2018 was a monumental year for the transportation industry. From existing companies unveiling innovative solutions, to new companies announcing next-generation technologies, it seemed as if a new offering was introduced to the market every day. Why? To provide the winning solution that meets consumer demands and revolutionizes the last mile.
In today’s digital era, it’s clear that consumers expect convenient, fast, and personalized experiences in nearly every aspect of their lives, including how they shop for and receive products. To remain successful, it’s critical that transportation companies are always one step ahead, implementing the next big thing to redefine the consumer journey.
Last year, the industry made significant steps forward, providing a glimpse into the advanced solutions that will transform delivery services for years to come. Below are the top trends leading the race in last-mile innovation.
Emphasis on energy efficiency

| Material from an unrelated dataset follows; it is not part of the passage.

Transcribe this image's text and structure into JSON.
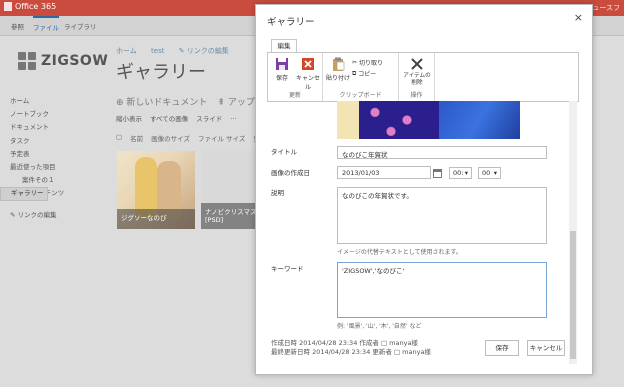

To excel in this rapidly evolving landscape, it’s important that companies continuously reassess processes and implement changes in real time. When it comes to fleet management, this is especially true. To succeed, companies not only have to maintain operations, but they must also place consumer preferences at the epicenter of all company decisions.
Last year, both FedEx and UPS identified the need for more cost-effective and energy-efficient last-mile solutions. First, FedEx unveiled its pilot program to test a hydrogen fuel cell, zero-emission delivery van, which allows drivers to reach more customers and reduce time wasted spent refueling. In addition, UPS announced a partnership with technology company Arrival to develop a pilot fleet of electric vehicles. With zero tailpipe emissions and a range of 150 miles, the trucks will be outfitted with Advanced Driver Assistance Systems (ADAS) to help identify driver fatigue and improve overall safety.
Another trend we’ve seen recently is top retailers investing in in-house delivery programs. Keeping innovation top-of-mind, many brands are partnering with, or acquiring, prominent technology companies to up level their delivery offerings and reinvigorate the consumer experience. Walmart, for example, recently partnered with delivery logistics platform Bringg, to develop Spark Delivery. The program, still in a pilot stage, leverages a crowdsourced model, allowing drivers to list their availability and be matched with online grocery orders and navigational information. Likewise, Target announced at the end of 2018 that Shipt, its same-day delivery service, will expand into new product categories, bringing items to consumers within as little as one hour.
Advancements in autonomous delivery
In recent years, discussions around autonomous technology have flooded the market, being hailed by some as the perfect solution for last-mile deliveries. However, it will likely be some time before we see self-driving trucks completely take over the roads. While developers are hard at work to refine the technology and develop smart roadways, many companies have entered the market with smaller-scale offerings.
In 2018, for example, DoorDash partnered with Cruise to bring driverless vehicles to San Francisco to complete orders, and Kroger released a pilot program to test autonomous delivery in select areas. Also, Alibaba unveiled a new robot that will carry deliveries to consumers, featuring a storage locker that can only be opened with facial recognition, while Renault discussed plans to develop an autonomous fleet that will hold robo-pods to reduce traffic and urban congestion.
Developments in drone technology
Lately, there has also been a lot of conversation around drone technology and its impact on the last mile. While drones present unmatched benefits to the transportation industry, such as the ability to reach rural areas faster, easier, and safer than traditional fleet delivery methods, we’re still years away from mainstream use. However, several companies recently indicated they’re working on advancing the technology and overcoming regulatory hurdles, revealing plans to implement drones for last-mile deliveries in the future.
For example, Israeli-based Flytex announced $7.5 million in funding last year, which the company shared will be used to improve its existing drone delivery technology and launch a pilot program in North Carolina to test deliveries from restaurants to companies. Also, Alphabet’s Inc Wing unit shared a new concept that is aimed at tracking drones with advanced software applications, giving operators and government agencies access to real-time data that could help overcome some regulatory hurdles.
While advancing the last mile was a major focus in 2018, there’s no signs of the industry slowing down any time soon. At the Consumer Electronic Show (CES) in Las Vegas earlier this month, many companies introduced both new solutions and plans that will further disrupt processes and bring new innovations to the market. Some of the most prominent: Segway’s durable electric scooter and autonomous delivery bot, Ford’s self-driving delivery pilot program with Postmates, and Continental’s robo dogs.
As technology continues to develop, it’s evident that traditional practices of getting goods to the consumer will be completely disrupted. Before we know it, ordinary solutions that have been in place for decades will be uprooted and replaced with remarkable services that are difficult to even fathom, let alone implement.
Therefore, to keep pace with today’s rapidly evolving landscape, it’s critical fleets have a strong pulse on new offerings and implement the solutions that are right for their unique needs. And, while this could seem daunting, fleets can lean on solution providers for assistance. To ensure success, fleets should work with their customer support teams to continuously identify specific needs, select available services to resolve gaps and streamline operations, seamlessly implement solutions, train employees, provide educational resources, and more.